#### DATA IN THIS EXERCISE
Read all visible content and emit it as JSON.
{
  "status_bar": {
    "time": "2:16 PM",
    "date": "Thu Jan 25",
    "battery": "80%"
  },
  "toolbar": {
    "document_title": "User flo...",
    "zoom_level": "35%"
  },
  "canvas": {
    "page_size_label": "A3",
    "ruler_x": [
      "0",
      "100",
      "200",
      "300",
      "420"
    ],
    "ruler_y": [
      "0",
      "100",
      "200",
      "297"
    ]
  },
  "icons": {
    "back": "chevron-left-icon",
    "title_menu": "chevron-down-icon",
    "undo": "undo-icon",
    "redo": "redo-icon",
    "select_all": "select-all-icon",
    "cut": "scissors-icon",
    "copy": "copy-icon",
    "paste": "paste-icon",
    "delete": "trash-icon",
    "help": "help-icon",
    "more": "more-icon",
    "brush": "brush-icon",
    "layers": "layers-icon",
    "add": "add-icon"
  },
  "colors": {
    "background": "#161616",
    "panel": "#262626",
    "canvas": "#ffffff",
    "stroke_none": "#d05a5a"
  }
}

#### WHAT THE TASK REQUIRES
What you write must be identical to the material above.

#### WRITTEN RESPONSE
Read all visible content and emit it as JSON.
{
  "status_bar": {
    "time": "2:16 PM",
    "date": "Thu Jan 25",
    "battery": "80%"
  },
  "toolbar": {
    "document_title": "User flo...",
    "zoom_level": "35%"
  },
  "canvas": {
    "page_size_label": "A3",
    "ruler_x": [
      "0",
      "100",
      "200",
      "300",
      "420"
    ],
    "ruler_y": [
      "0",
      "100",
      "200",
      "297"
    ]
  },
  "icons": {
    "back": "chevron-left-icon",
    "title_menu": "chevron-down-icon",
    "undo": "undo-icon",
    "redo": "redo-icon",
    "select_all": "select-all-icon",
    "cut": "scissors-icon",
    "copy": "copy-icon",
    "paste": "paste-icon",
    "delete": "trash-icon",
    "help": "help-icon",
    "more": "more-icon",
    "brush": "brush-icon",
    "layers": "layers-icon",
    "add": "add-icon"
  },
  "colors": {
    "background": "#161616",
    "panel": "#262626",
    "canvas": "#ffffff",
    "stroke_none": "#d05a5a"
  }
}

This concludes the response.